— What to work on —
Copy each of the records exactly; leave nothing out.
Task data section start
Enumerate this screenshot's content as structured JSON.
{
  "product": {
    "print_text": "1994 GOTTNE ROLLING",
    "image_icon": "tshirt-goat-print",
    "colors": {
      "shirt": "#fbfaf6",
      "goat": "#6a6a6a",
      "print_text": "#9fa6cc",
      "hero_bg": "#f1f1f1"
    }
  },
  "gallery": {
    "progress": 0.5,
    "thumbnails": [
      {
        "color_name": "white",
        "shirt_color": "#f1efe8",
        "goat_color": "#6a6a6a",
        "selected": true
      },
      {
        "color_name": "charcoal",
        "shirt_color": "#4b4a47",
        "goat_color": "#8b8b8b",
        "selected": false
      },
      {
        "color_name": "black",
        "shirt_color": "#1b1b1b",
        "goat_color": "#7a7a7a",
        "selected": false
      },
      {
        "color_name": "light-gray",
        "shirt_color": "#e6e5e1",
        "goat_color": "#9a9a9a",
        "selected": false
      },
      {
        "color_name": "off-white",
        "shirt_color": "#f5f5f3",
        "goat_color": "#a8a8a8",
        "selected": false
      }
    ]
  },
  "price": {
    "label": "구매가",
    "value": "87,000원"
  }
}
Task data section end
— Answer to this exercise —
Enumerate this screenshot's content as structured JSON.
{
  "product": {
    "print_text": "1994 GOTTNE ROLLING",
    "image_icon": "tshirt-goat-print",
    "colors": {
      "shirt": "#fbfaf6",
      "goat": "#6a6a6a",
      "print_text": "#9fa6cc",
      "hero_bg": "#f1f1f1"
    }
  },
  "gallery": {
    "progress": 0.5,
    "thumbnails": [
      {
        "color_name": "white",
        "shirt_color": "#f1efe8",
        "goat_color": "#6a6a6a",
        "selected": true
      },
      {
        "color_name": "charcoal",
        "shirt_color": "#4b4a47",
        "goat_color": "#8b8b8b",
        "selected": false
      },
      {
        "color_name": "black",
        "shirt_color": "#1b1b1b",
        "goat_color": "#7a7a7a",
        "selected": false
      },
      {
        "color_name": "light-gray",
        "shirt_color": "#e6e5e1",
        "goat_color": "#9a9a9a",
        "selected": false
      },
      {
        "color_name": "off-white",
        "shirt_color": "#f5f5f3",
        "goat_color": "#a8a8a8",
        "selected": false
      }
    ]
  },
  "price": {
    "label": "구매가",
    "value": "87,000원"
  }
}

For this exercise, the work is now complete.